◆ Your assignment
Extract the complete data exactly as given.

Dataset entries

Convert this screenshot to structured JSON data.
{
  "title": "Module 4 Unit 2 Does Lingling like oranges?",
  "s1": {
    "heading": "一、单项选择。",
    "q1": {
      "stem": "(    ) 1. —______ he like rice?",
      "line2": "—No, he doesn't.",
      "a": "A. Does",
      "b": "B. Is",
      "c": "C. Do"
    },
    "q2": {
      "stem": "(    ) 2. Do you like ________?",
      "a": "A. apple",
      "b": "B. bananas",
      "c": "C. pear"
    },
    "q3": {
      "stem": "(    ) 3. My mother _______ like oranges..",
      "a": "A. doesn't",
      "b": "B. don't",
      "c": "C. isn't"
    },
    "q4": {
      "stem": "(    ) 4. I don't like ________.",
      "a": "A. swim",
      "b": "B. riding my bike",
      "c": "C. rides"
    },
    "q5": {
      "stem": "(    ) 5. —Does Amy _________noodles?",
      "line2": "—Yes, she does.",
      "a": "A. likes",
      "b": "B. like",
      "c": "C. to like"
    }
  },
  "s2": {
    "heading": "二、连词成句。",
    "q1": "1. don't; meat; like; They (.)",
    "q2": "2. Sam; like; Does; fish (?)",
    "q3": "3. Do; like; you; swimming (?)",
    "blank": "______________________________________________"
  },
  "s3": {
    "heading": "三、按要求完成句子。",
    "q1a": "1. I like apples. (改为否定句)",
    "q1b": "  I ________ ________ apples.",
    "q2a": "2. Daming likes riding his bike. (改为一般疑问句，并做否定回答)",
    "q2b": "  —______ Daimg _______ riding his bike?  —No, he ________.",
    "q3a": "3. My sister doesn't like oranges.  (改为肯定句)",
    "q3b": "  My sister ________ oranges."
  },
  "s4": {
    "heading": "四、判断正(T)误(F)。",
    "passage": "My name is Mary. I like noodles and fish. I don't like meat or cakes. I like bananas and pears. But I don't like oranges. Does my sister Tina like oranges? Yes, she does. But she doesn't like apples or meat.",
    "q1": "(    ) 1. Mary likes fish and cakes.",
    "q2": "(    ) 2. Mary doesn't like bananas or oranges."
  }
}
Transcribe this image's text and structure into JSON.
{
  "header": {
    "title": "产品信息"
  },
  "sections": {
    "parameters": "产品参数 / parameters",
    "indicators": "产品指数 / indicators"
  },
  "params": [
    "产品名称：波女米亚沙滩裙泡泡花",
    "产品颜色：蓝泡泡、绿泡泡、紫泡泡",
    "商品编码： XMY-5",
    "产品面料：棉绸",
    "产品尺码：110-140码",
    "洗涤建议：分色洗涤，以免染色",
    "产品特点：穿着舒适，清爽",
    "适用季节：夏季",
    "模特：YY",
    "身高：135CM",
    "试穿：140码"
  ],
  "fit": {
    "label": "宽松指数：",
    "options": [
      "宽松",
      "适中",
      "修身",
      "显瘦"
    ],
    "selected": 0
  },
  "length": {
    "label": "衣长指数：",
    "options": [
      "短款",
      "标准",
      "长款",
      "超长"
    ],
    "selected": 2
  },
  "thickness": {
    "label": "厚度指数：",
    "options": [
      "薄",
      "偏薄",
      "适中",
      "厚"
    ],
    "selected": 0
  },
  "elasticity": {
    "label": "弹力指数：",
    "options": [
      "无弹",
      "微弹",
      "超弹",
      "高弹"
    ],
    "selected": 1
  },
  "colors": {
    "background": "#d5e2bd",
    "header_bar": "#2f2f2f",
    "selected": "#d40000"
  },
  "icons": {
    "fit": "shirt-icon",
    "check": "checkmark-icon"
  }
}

◆ Answer
Convert this screenshot to structured JSON data.
{
  "title": "Module 4 Unit 2 Does Lingling like oranges?",
  "s1": {
    "heading": "一、单项选择。",
    "q1": {
      "stem": "(    ) 1. —______ he like rice?",
      "line2": "—No, he doesn't.",
      "a": "A. Does",
      "b": "B. Is",
      "c": "C. Do"
    },
    "q2": {
      "stem": "(    ) 2. Do you like ________?",
      "a": "A. apple",
      "b": "B. bananas",
      "c": "C. pear"
    },
    "q3": {
      "stem": "(    ) 3. My mother _______ like oranges..",
      "a": "A. doesn't",
      "b": "B. don't",
      "c": "C. isn't"
    },
    "q4": {
      "stem": "(    ) 4. I don't like ________.",
      "a": "A. swim",
      "b": "B. riding my bike",
      "c": "C. rides"
    },
    "q5": {
      "stem": "(    ) 5. —Does Amy _________noodles?",
      "line2": "—Yes, she does.",
      "a": "A. likes",
      "b": "B. like",
      "c": "C. to like"
    }
  },
  "s2": {
    "heading": "二、连词成句。",
    "q1": "1. don't; meat; like; They (.)",
    "q2": "2. Sam; like; Does; fish (?)",
    "q3": "3. Do; like; you; swimming (?)",
    "blank": "______________________________________________"
  },
  "s3": {
    "heading": "三、按要求完成句子。",
    "q1a": "1. I like apples. (改为否定句)",
    "q1b": "  I ________ ________ apples.",
    "q2a": "2. Daming likes riding his bike. (改为一般疑问句，并做否定回答)",
    "q2b": "  —______ Daimg _______ riding his bike?  —No, he ________.",
    "q3a": "3. My sister doesn't like oranges.  (改为肯定句)",
    "q3b": "  My sister ________ oranges."
  },
  "s4": {
    "heading": "四、判断正(T)误(F)。",
    "passage": "My name is Mary. I like noodles and fish. I don't like meat or cakes. I like bananas and pears. But I don't like oranges. Does my sister Tina like oranges? Yes, she does. But she doesn't like apples or meat.",
    "q1": "(    ) 1. Mary likes fish and cakes.",
    "q2": "(    ) 2. Mary doesn't like bananas or oranges."
  }
}
Transcribe this image's text and structure into JSON.
{
  "header": {
    "title": "产品信息"
  },
  "sections": {
    "parameters": "产品参数 / parameters",
    "indicators": "产品指数 / indicators"
  },
  "params": [
    "产品名称：波女米亚沙滩裙泡泡花",
    "产品颜色：蓝泡泡、绿泡泡、紫泡泡",
    "商品编码： XMY-5",
    "产品面料：棉绸",
    "产品尺码：110-140码",
    "洗涤建议：分色洗涤，以免染色",
    "产品特点：穿着舒适，清爽",
    "适用季节：夏季",
    "模特：YY",
    "身高：135CM",
    "试穿：140码"
  ],
  "fit": {
    "label": "宽松指数：",
    "options": [
      "宽松",
      "适中",
      "修身",
      "显瘦"
    ],
    "selected": 0
  },
  "length": {
    "label": "衣长指数：",
    "options": [
      "短款",
      "标准",
      "长款",
      "超长"
    ],
    "selected": 2
  },
  "thickness": {
    "label": "厚度指数：",
    "options": [
      "薄",
      "偏薄",
      "适中",
      "厚"
    ],
    "selected": 0
  },
  "elasticity": {
    "label": "弹力指数：",
    "options": [
      "无弹",
      "微弹",
      "超弹",
      "高弹"
    ],
    "selected": 1
  },
  "colors": {
    "background": "#d5e2bd",
    "header_bar": "#2f2f2f",
    "selected": "#d40000"
  },
  "icons": {
    "fit": "shirt-icon",
    "check": "checkmark-icon"
  }
}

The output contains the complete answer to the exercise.